parent "Philippe Mori" <philippe_mori hotmail.com> writes:
 As for inout parameters, calling

 result=foo(x,&y);

 (shouldn't) does not necessarily mean that &y is the pointer to y, simply

 means that y is an inout parameter. And this will be visible also at the

 time, not only in the definition. Just an ideea.

 Felix

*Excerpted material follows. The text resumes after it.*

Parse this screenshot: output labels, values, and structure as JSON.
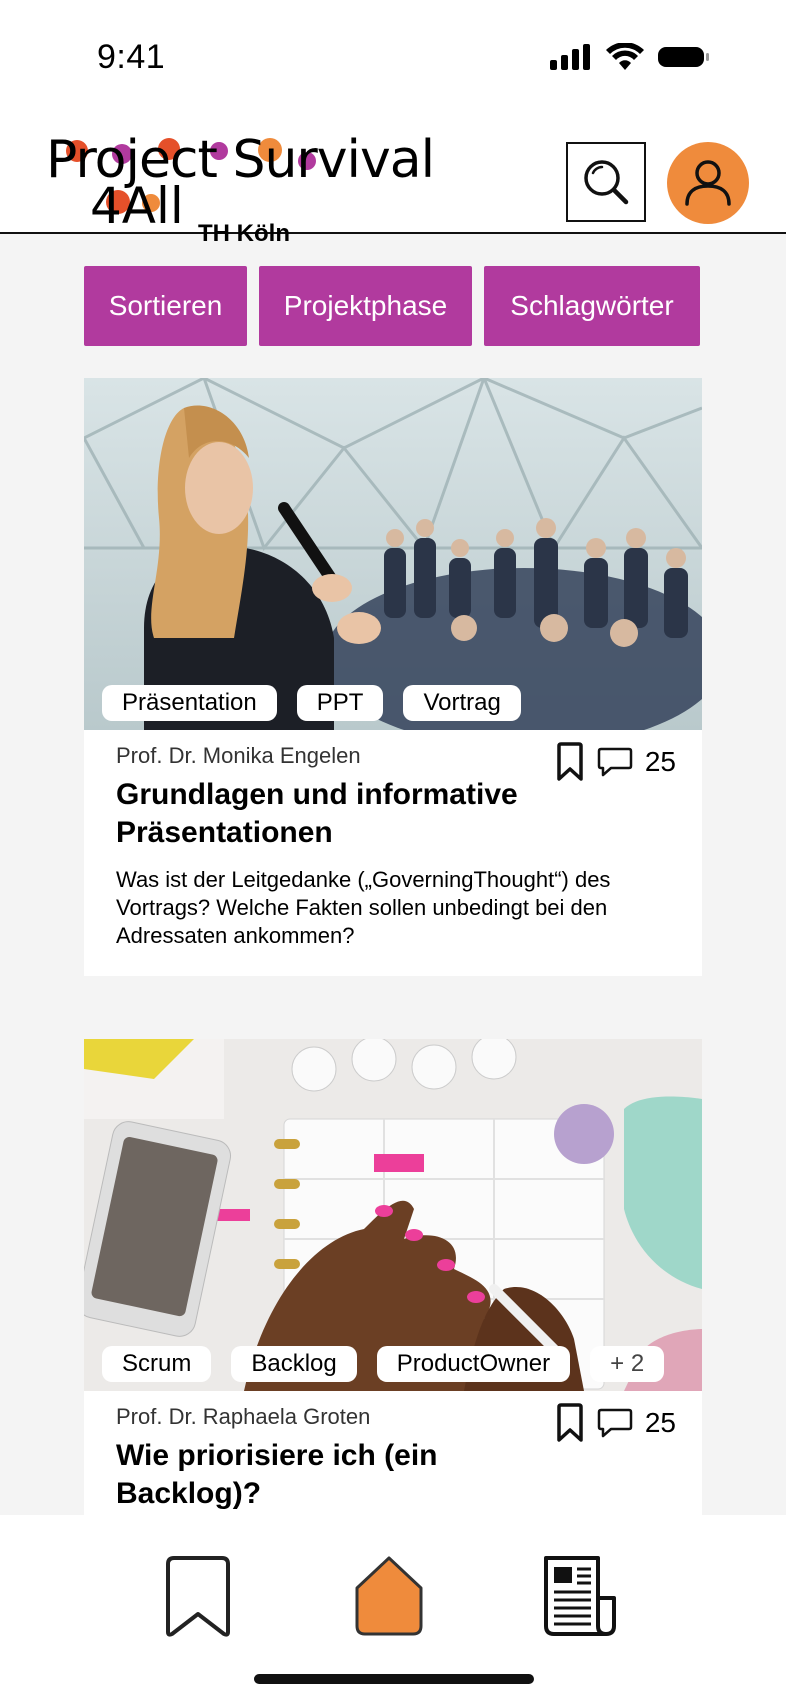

In a language that does not even support const as a type modifier, this would not make much sense to have that clue... I think that const modifier is much more important... to makes safe program. Also, I think it would be very easy to make an editor that would color syntax in, inout and out parameters differently (for ex. in: italic, inout : italic and bold, out: bold). Any any good editor should be able to write you the prototype as you are written code. I don't want to clutter my code with those & and if they are optional, they would not always be used. For me, using & is like hungarian notation... Although, it give us some hints, we should not uses it. These were tricks for C language in the 80's that are less relevant these days... Anyway, since & already has the meaning of an address, it should be something else (maybe ) but I think that by default, we should not have to indicate it a calling site so I would opt for something that indicate parameters we want to ensure they are not modified. A modern language should be able to allows an editor to give the programmer those hints while in program (and this will ensure that those as consistent). If we want to prevent an object to be modified, we should have a way to make it const... We might have an operator or a predefined property for that: #a // const access to a ##a // read-only access to a a // read-write access to a or a.const a.readonly a.readwrite ... And if a const modifier is used, the final access would be strictiest one (but we might have modifier that indicate that more access is required so that it won't compile instead of restrictive the access) a.needs_readwrite // compile only if a is non-const (and not read-only) And speaking of things that we might be able to control is the fact that a reference can or cannot be null...
Sep 22 2003
prev sibling parent "Peter Hercek" <vvp no.post.spam.sk> writes:
"Matthew Wilson" <matthew stlsoft.org> wrote in message
news:bkgkvd$2qv4$2 digitaldaemon.com...
<snip>
 The more I learn more new languages, the more I am surprised by just how
 much C did things right.

 I think we need explicit inout/out or we need to get rid of out, and use
 pointers and the & operator. (Naturally, I don't want the former, so let me

:) You must be joking! Pointers and pointer arithmetic are root of all evil. They give also a lot of arguments against const/readonly <G> ... and const/readonly are only a wimpy way to make our imperative language to behave more predictably like functional languages do ;)
Sep 21 2003